According to the Climate Change Performance Index, Sweden is 1st and Denmark is 7th in terms of doing the most to improve environmental conditions. Yale’s Environmental Performance Index ranks Sweden 3rd and Denmark 26th. Ranked by spending on pollution control as a percentage of GDP, these nations rank 8th and 13th. By percentage of of companies found to be environmentally sustainable, they rank 7th and 8th. Once again, a glance at such lists reveals that the top ranks are dominated by non-religious nations.
I repeat: Denmark and Sweden rank among the most well-developed, wealthiest, most democratic, most free, most entrepreneurial, least corrupt, least violent, most peaceful, healthiest, happiest, most egalitarian, best educated, most charitable, and most environmentally compassionate societies in the entire world.
Clearly, religion is not required to sustain healthy, happy, and moral societies.
For the theist, Zuckerman’s book should be an eye-opener.
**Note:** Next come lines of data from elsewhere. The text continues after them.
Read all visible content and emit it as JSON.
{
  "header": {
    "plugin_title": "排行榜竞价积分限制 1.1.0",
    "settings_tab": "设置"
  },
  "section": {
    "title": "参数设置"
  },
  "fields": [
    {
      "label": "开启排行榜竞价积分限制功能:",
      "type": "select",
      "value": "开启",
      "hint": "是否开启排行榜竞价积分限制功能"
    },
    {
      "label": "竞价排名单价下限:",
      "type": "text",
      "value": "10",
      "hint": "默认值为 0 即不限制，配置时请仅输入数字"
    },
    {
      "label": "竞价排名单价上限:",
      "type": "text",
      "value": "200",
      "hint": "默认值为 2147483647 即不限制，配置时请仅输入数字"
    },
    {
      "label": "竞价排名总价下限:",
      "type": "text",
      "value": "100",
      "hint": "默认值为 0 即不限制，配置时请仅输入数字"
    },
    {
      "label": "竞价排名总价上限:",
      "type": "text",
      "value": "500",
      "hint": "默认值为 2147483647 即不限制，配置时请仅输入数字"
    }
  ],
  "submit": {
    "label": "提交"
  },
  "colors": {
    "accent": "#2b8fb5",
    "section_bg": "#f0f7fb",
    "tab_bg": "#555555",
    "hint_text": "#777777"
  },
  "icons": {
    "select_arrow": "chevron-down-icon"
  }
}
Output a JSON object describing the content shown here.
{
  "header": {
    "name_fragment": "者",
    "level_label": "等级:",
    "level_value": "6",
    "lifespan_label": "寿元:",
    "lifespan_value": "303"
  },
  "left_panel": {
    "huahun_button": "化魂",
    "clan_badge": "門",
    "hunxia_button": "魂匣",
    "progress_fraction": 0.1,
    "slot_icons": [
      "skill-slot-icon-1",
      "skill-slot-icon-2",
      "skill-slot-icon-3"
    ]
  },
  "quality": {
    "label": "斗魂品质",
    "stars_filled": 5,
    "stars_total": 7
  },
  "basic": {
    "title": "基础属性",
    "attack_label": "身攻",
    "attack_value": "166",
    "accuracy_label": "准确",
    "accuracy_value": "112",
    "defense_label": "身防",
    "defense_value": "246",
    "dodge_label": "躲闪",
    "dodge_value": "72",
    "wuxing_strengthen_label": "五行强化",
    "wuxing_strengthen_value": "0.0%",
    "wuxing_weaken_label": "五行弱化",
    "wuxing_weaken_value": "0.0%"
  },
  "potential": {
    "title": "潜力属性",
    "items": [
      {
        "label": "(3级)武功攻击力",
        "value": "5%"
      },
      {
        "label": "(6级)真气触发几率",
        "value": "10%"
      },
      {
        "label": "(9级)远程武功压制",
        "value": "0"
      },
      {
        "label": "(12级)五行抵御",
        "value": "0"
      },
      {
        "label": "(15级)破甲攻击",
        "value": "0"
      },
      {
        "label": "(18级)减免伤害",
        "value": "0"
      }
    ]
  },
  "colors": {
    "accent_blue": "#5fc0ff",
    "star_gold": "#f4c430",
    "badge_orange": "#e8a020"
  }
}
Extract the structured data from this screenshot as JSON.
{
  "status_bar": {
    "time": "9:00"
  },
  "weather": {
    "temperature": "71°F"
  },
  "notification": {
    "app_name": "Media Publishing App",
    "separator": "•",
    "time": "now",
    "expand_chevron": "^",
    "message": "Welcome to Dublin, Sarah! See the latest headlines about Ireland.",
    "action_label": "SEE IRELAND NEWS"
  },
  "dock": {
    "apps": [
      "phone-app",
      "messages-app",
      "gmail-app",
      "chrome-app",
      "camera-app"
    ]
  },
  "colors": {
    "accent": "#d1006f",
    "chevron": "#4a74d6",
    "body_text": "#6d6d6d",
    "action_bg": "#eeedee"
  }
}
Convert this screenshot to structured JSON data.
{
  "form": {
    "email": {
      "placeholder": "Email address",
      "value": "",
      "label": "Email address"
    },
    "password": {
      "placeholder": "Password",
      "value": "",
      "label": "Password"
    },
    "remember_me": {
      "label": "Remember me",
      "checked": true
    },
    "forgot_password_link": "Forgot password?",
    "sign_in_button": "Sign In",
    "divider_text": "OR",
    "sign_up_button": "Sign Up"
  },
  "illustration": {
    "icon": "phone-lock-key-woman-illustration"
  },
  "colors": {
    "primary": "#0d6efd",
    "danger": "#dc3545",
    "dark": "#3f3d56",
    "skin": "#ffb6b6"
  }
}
For the atheist, Society without God is a warehouse of ammunition (facts, statistics, and sources) against claims that religion is a necessary ingredient for healthy, happy, and moral society.
By the way, none of this is meant to suggest that atheism causes healthy societies. The correlation between atheism and societal health merely debunks Christian claims that religion is a necessary ingredient in a healthy society. If there is a causal link between the two at all, I would suspect the reverse: that happiness, success, wealth, education, and security tend to open the door for an abandonment of superstitious crutches.
- In Defense of the Soul, pages 8-10. [↩]
- Here, I’ll reproduce Zuckerman’s sources: Greely (2003) found that 34% of Danes and 26% of Swedes are theists. As for belief in a “personal God,” Botvar (“Kristen tro I Norden” in Folkkyrkor och Religios Pluralism, 2000) found the numbers to be 20% and 18%, Bondeson (2003) measured 51% and 26%, Lambert (2003) measured 24% and 16%. According to Inglehart, similarly low figures are found for belief in life after death (30% and 33%), heaven (18% and 31%), hell (10% and 10%), sin (21% and 26%). Danes and Swedes also don’t believe the Bible is the word of God (7% and 3%, according to Botvar), and they don’t attend religious services (only 12% of Danes and 9% of Swedes attend chuch once a month, according to Inglehart). It should be noted that Norway is also one of the most non-religious nations on earth, and usually ranks similarly to Denmark and Sweden on measures of societal health. That Zuckerman didn’t write a book about Denmark, Sweden, and Norway surprises me. [↩]